That alien desert is abutted by decadent disasters and glowing ghosts, an armada of arduous struggle. Tempest-tossed, the brutal oppression of a solid surface overthrown, it is at sea where Bedford truly comes alive, her ships caught powerless—stripped, flayed! not even a strip of sail hanging as a lonely saint! Instead masts, bare bones, gold filament dripping from them, adorned Masters of the Sea, emperors with no clothes but full bellies; the intricacy and thus fragility of human dominance no longer hidden by a canvas cuirass against a power far beyond it—between cloudless heavens and snow-capped oceans, antipodean atmospheres, their hulls and rigging on the verge of being, simply, redacted—a momentary mention on a timeless sea, to be removed, erased with shocking ease. Some of our ships seem poised to survive, hove to, their bare arms reaching toward a blank heaven which may prove not all calamities are shipwrecks and some storms are weathered. But here, at sea, the abyss above and below, is horror and capital-R Romance both, pure sublimity, the kind of enervating dreadful joy which reclaims the ship and sea from the Brahmins and boardroom walls, and casts all observers prostrate before the magnificent terrors of the Earth. (B. David Zarley)

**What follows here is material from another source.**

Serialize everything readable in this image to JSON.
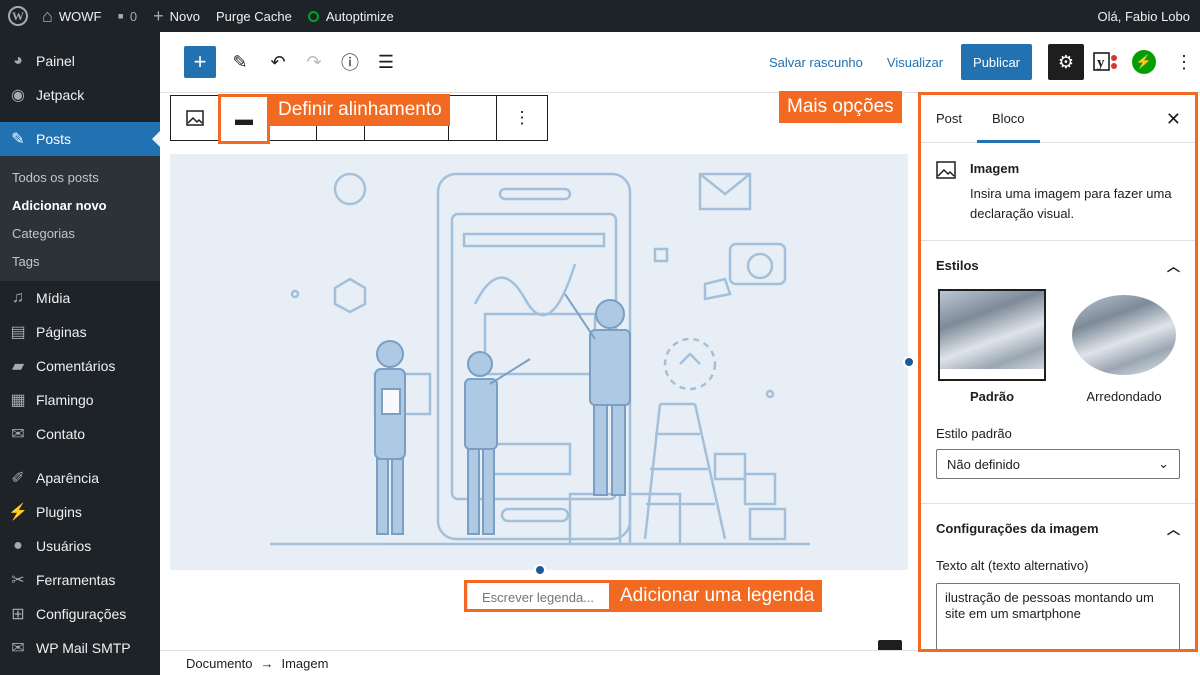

Whitney Bedford’s “Numinous” shows through June 30 at Carrie Secrist Gallery, 825 West Washington.